# Properties of Positive Real Functions

I am trying to understand the properties of positive real (PR) and strictly positive real (SPR) transfer functions. If given a transfer function I know how to determine whether or not the function is PR/SPR, however I'm not sure how to approach the following example.

Say we are given two positive real transfer functions: $$G_{1}(s)$$ and $$G_{2}(s)$$

How can I tell if the sum $$G_{1}(s) + G_{2}(s)$$ or the product $$G_{1}(s) * G_{2}(s)$$

is PR/SPR?

Intuitively, I think the sum is SPR, but as for the product I am uncertain. Either way, is there a framework I can use to approach this or does anyone know of a proof I could look at?

• This is true for the sum but not for the product. Consider for example $G_1(s)=G_2(s)=\frac{1}{s+1}$. Both $G_1,G_2$ are SPR but their product is not as $Re[G_1^2(j\omega)]<0$ for $\omega>1$. – RTJ Dec 13 '18 at 17:30

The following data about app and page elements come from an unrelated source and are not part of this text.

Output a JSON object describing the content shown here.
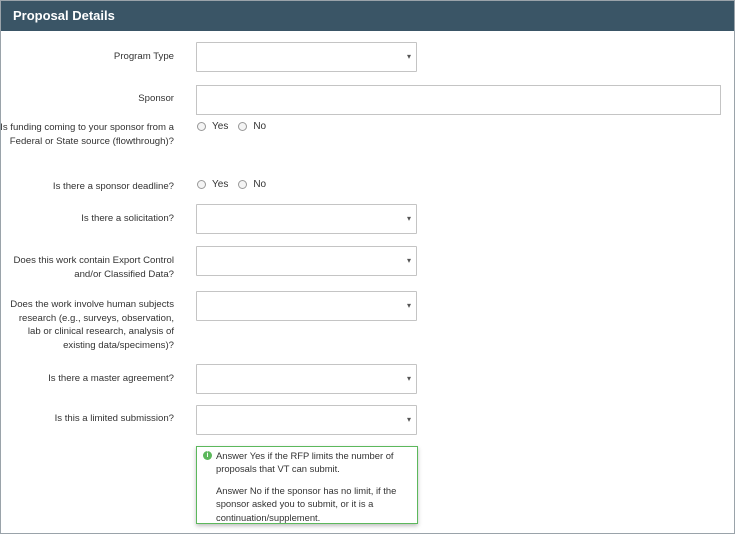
{
  "header": {
    "title": "Proposal Details"
  },
  "fields": {
    "program_type": {
      "label": "Program Type",
      "value": ""
    },
    "sponsor": {
      "label": "Sponsor",
      "value": ""
    },
    "flowthrough": {
      "label": "Is funding coming to your sponsor from a Federal or State source (flowthrough)?",
      "yes": "Yes",
      "no": "No"
    },
    "deadline": {
      "label": "Is there a sponsor deadline?",
      "yes": "Yes",
      "no": "No"
    },
    "solicitation": {
      "label": "Is there a solicitation?",
      "value": ""
    },
    "export_control": {
      "label": "Does this work contain Export Control and/or Classified Data?",
      "value": ""
    },
    "human_subjects": {
      "label": "Does the work involve human subjects research (e.g., surveys, observation, lab or clinical research, analysis of existing data/specimens)?",
      "value": ""
    },
    "master_agreement": {
      "label": "Is there a master agreement?",
      "value": ""
    },
    "limited_submission": {
      "label": "Is this a limited submission?",
      "value": ""
    }
  },
  "tooltip": {
    "line1": "Answer Yes if the RFP limits the number of proposals that VT can submit.",
    "line2": "Answer No if the sponsor has no limit, if the sponsor asked you to submit, or it is a continuation/supplement."
  },
  "icons": {
    "dropdown": "▾",
    "info": "i"
  },
  "colors": {
    "header_bg": "#3a5566",
    "tooltip_border": "#5cb85c"
  }
}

At any given $$s$$ the two transfer functions give you two complex numbers $$\rho_1+i\,\sigma_1$$ and $$\rho_2+i\,\sigma_2$$, with the constraints that $$\rho_1,\rho_2\geq0$$.
For the summation you only have that it is strictly positive real iff $$\rho_1$$ and $$\rho_2$$ are not both simultaneously zero. For example $$G_1(s)=\alpha\,G_2(s)$$ with $$\alpha>0$$ would not satisfy this, or the transfer functions already need to be strictly positive real.
For the multiplication the real part would become $$\rho_1\,\rho_2 - \sigma_1\,\sigma_2$$. Therefore, the fact that $$G_1(s)$$ and $$G_2(s)$$ are positive real does not give you enough information about their imaginary parts to tell if the result is even positive real.